**Exercise description:** Pictures stay out; everything else in the listing below is to be restated word for word.

**Exercise materials:**
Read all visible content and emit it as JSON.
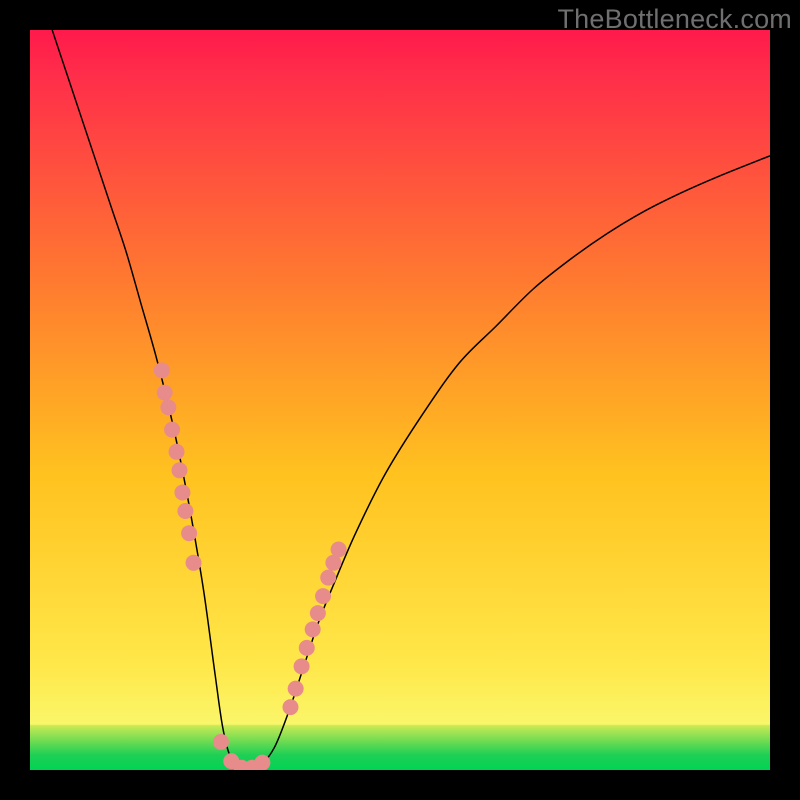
{
  "watermark": "TheBottleneck.com",
  "chart_data": {
    "type": "line",
    "title": "",
    "xlabel": "",
    "ylabel": "",
    "xlim": [
      0,
      100
    ],
    "ylim": [
      0,
      100
    ],
    "background_gradient": {
      "top_color": "#ff1a4b",
      "mid_color": "#ffd11a",
      "bottom_band_color": "#00d455",
      "bottom_band_start": 94
    },
    "series": [
      {
        "name": "curve",
        "color": "#000000",
        "stroke_width": 1.5,
        "x": [
          3,
          5,
          7,
          9,
          11,
          13,
          15,
          17,
          19,
          20.5,
          22,
          23.5,
          25,
          26,
          27,
          28.5,
          31,
          33,
          35,
          37,
          39,
          41,
          44,
          48,
          53,
          58,
          63,
          68,
          73,
          78,
          83,
          88,
          93,
          100
        ],
        "y": [
          100,
          94,
          88,
          82,
          76,
          70,
          63,
          56,
          48,
          41,
          33,
          24,
          13,
          6,
          2,
          0.3,
          0.6,
          3,
          8,
          14,
          20,
          25,
          32,
          40,
          48,
          55,
          60,
          65,
          69,
          72.5,
          75.5,
          78,
          80.2,
          83
        ]
      }
    ],
    "scatter": [
      {
        "name": "left-cluster",
        "color": "#e88b8b",
        "radius": 8,
        "points": [
          [
            17.8,
            54
          ],
          [
            18.2,
            51
          ],
          [
            18.7,
            49
          ],
          [
            19.2,
            46
          ],
          [
            19.8,
            43
          ],
          [
            20.2,
            40.5
          ],
          [
            20.6,
            37.5
          ],
          [
            21.0,
            35
          ],
          [
            21.5,
            32
          ],
          [
            22.1,
            28
          ]
        ]
      },
      {
        "name": "bottom-cluster",
        "color": "#e88b8b",
        "radius": 8,
        "points": [
          [
            25.8,
            3.8
          ],
          [
            27.2,
            1.2
          ],
          [
            28.6,
            0.3
          ],
          [
            30.0,
            0.3
          ],
          [
            31.4,
            1.0
          ]
        ]
      },
      {
        "name": "right-cluster",
        "color": "#e88b8b",
        "radius": 8,
        "points": [
          [
            35.2,
            8.5
          ],
          [
            35.9,
            11
          ],
          [
            36.7,
            14
          ],
          [
            37.4,
            16.5
          ],
          [
            38.2,
            19
          ],
          [
            38.9,
            21.2
          ],
          [
            39.6,
            23.5
          ],
          [
            40.3,
            26
          ],
          [
            41.0,
            28.0
          ],
          [
            41.7,
            29.8
          ]
        ]
      }
    ]
  }
}
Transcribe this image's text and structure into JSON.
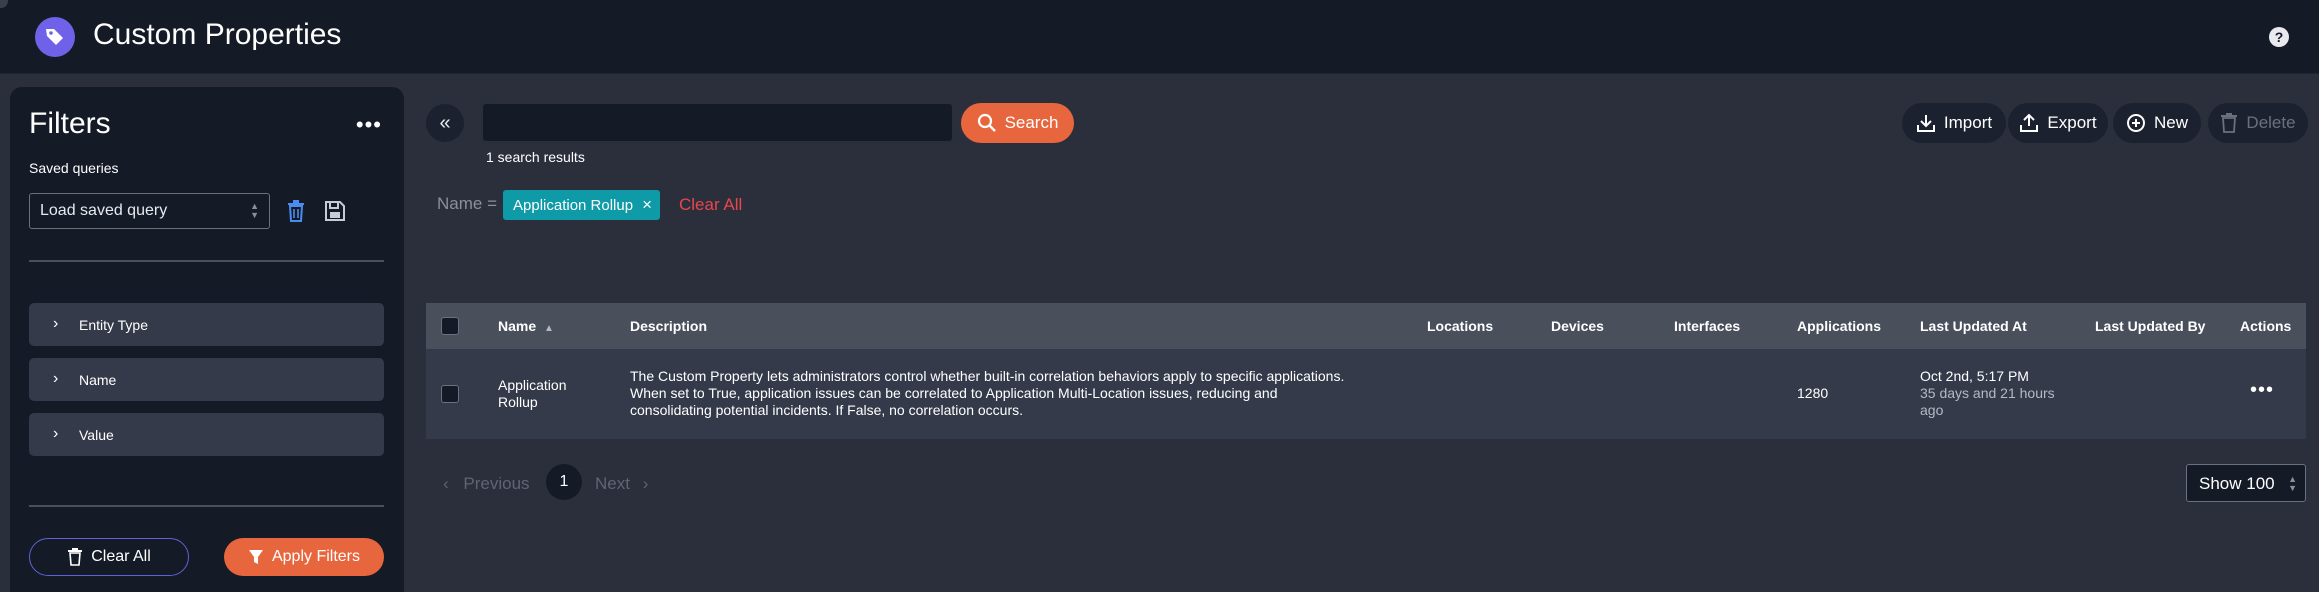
{
  "header": {
    "app_title": "Custom Properties",
    "help_glyph": "?",
    "logo_icon": "tag-icon",
    "logo_color": "#6f62e8"
  },
  "sidebar": {
    "title": "Filters",
    "more_glyph": "•••",
    "saved_queries_label": "Saved queries",
    "saved_query_select_value": "Load saved query",
    "filter_sections": [
      {
        "label": "Entity Type"
      },
      {
        "label": "Name"
      },
      {
        "label": "Value"
      }
    ],
    "clear_all_label": "Clear All",
    "apply_filters_label": "Apply Filters"
  },
  "search": {
    "input_value": "",
    "button_label": "Search",
    "results_text": "1 search results"
  },
  "toolbar": {
    "import_label": "Import",
    "export_label": "Export",
    "new_label": "New",
    "delete_label": "Delete"
  },
  "active_filters": {
    "field_label": "Name =",
    "chip_label": "Application Rollup",
    "clear_all_label": "Clear All"
  },
  "table": {
    "columns": [
      "Name",
      "Description",
      "Locations",
      "Devices",
      "Interfaces",
      "Applications",
      "Last Updated At",
      "Last Updated By",
      "Actions"
    ],
    "rows": [
      {
        "name_line1": "Application",
        "name_line2": "Rollup",
        "description_line1": "The Custom Property lets administrators control whether built-in correlation behaviors apply to specific applications.",
        "description_line2": "When set to True, application issues can be correlated to Application Multi-Location issues, reducing and",
        "description_line3": "consolidating potential incidents. If False, no correlation occurs.",
        "locations": "",
        "devices": "",
        "interfaces": "",
        "applications": "1280",
        "updated_at": "Oct 2nd, 5:17 PM",
        "updated_relative_line1": "35 days and 21 hours",
        "updated_relative_line2": "ago",
        "updated_by": "",
        "actions_glyph": "•••"
      }
    ]
  },
  "pagination": {
    "previous_label": "Previous",
    "current_page": "1",
    "next_label": "Next",
    "page_size_label": "Show 100"
  },
  "colors": {
    "accent_orange": "#e8663d",
    "chip_teal": "#0e9aa7",
    "danger_red": "#e8464d"
  }
}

**Solution for this exercise:**
Read all visible content and emit it as JSON.
{
  "watermark": "TheBottleneck.com",
  "chart_data": {
    "type": "line",
    "title": "",
    "xlabel": "",
    "ylabel": "",
    "xlim": [
      0,
      100
    ],
    "ylim": [
      0,
      100
    ],
    "background_gradient": {
      "top_color": "#ff1a4b",
      "mid_color": "#ffd11a",
      "bottom_band_color": "#00d455",
      "bottom_band_start": 94
    },
    "series": [
      {
        "name": "curve",
        "color": "#000000",
        "stroke_width": 1.5,
        "x": [
          3,
          5,
          7,
          9,
          11,
          13,
          15,
          17,
          19,
          20.5,
          22,
          23.5,
          25,
          26,
          27,
          28.5,
          31,
          33,
          35,
          37,
          39,
          41,
          44,
          48,
          53,
          58,
          63,
          68,
          73,
          78,
          83,
          88,
          93,
          100
        ],
        "y": [
          100,
          94,
          88,
          82,
          76,
          70,
          63,
          56,
          48,
          41,
          33,
          24,
          13,
          6,
          2,
          0.3,
          0.6,
          3,
          8,
          14,
          20,
          25,
          32,
          40,
          48,
          55,
          60,
          65,
          69,
          72.5,
          75.5,
          78,
          80.2,
          83
        ]
      }
    ],
    "scatter": [
      {
        "name": "left-cluster",
        "color": "#e88b8b",
        "radius": 8,
        "points": [
          [
            17.8,
            54
          ],
          [
            18.2,
            51
          ],
          [
            18.7,
            49
          ],
          [
            19.2,
            46
          ],
          [
            19.8,
            43
          ],
          [
            20.2,
            40.5
          ],
          [
            20.6,
            37.5
          ],
          [
            21.0,
            35
          ],
          [
            21.5,
            32
          ],
          [
            22.1,
            28
          ]
        ]
      },
      {
        "name": "bottom-cluster",
        "color": "#e88b8b",
        "radius": 8,
        "points": [
          [
            25.8,
            3.8
          ],
          [
            27.2,
            1.2
          ],
          [
            28.6,
            0.3
          ],
          [
            30.0,
            0.3
          ],
          [
            31.4,
            1.0
          ]
        ]
      },
      {
        "name": "right-cluster",
        "color": "#e88b8b",
        "radius": 8,
        "points": [
          [
            35.2,
            8.5
          ],
          [
            35.9,
            11
          ],
          [
            36.7,
            14
          ],
          [
            37.4,
            16.5
          ],
          [
            38.2,
            19
          ],
          [
            38.9,
            21.2
          ],
          [
            39.6,
            23.5
          ],
          [
            40.3,
            26
          ],
          [
            41.0,
            28.0
          ],
          [
            41.7,
            29.8
          ]
        ]
      }
    ]
  }
}
Transcribe this image's text and structure into JSON.
{
  "header": {
    "app_title": "Custom Properties",
    "help_glyph": "?",
    "logo_icon": "tag-icon",
    "logo_color": "#6f62e8"
  },
  "sidebar": {
    "title": "Filters",
    "more_glyph": "•••",
    "saved_queries_label": "Saved queries",
    "saved_query_select_value": "Load saved query",
    "filter_sections": [
      {
        "label": "Entity Type"
      },
      {
        "label": "Name"
      },
      {
        "label": "Value"
      }
    ],
    "clear_all_label": "Clear All",
    "apply_filters_label": "Apply Filters"
  },
  "search": {
    "input_value": "",
    "button_label": "Search",
    "results_text": "1 search results"
  },
  "toolbar": {
    "import_label": "Import",
    "export_label": "Export",
    "new_label": "New",
    "delete_label": "Delete"
  },
  "active_filters": {
    "field_label": "Name =",
    "chip_label": "Application Rollup",
    "clear_all_label": "Clear All"
  },
  "table": {
    "columns": [
      "Name",
      "Description",
      "Locations",
      "Devices",
      "Interfaces",
      "Applications",
      "Last Updated At",
      "Last Updated By",
      "Actions"
    ],
    "rows": [
      {
        "name_line1": "Application",
        "name_line2": "Rollup",
        "description_line1": "The Custom Property lets administrators control whether built-in correlation behaviors apply to specific applications.",
        "description_line2": "When set to True, application issues can be correlated to Application Multi-Location issues, reducing and",
        "description_line3": "consolidating potential incidents. If False, no correlation occurs.",
        "locations": "",
        "devices": "",
        "interfaces": "",
        "applications": "1280",
        "updated_at": "Oct 2nd, 5:17 PM",
        "updated_relative_line1": "35 days and 21 hours",
        "updated_relative_line2": "ago",
        "updated_by": "",
        "actions_glyph": "•••"
      }
    ]
  },
  "pagination": {
    "previous_label": "Previous",
    "current_page": "1",
    "next_label": "Next",
    "page_size_label": "Show 100"
  },
  "colors": {
    "accent_orange": "#e8663d",
    "chip_teal": "#0e9aa7",
    "danger_red": "#e8464d"
  }
}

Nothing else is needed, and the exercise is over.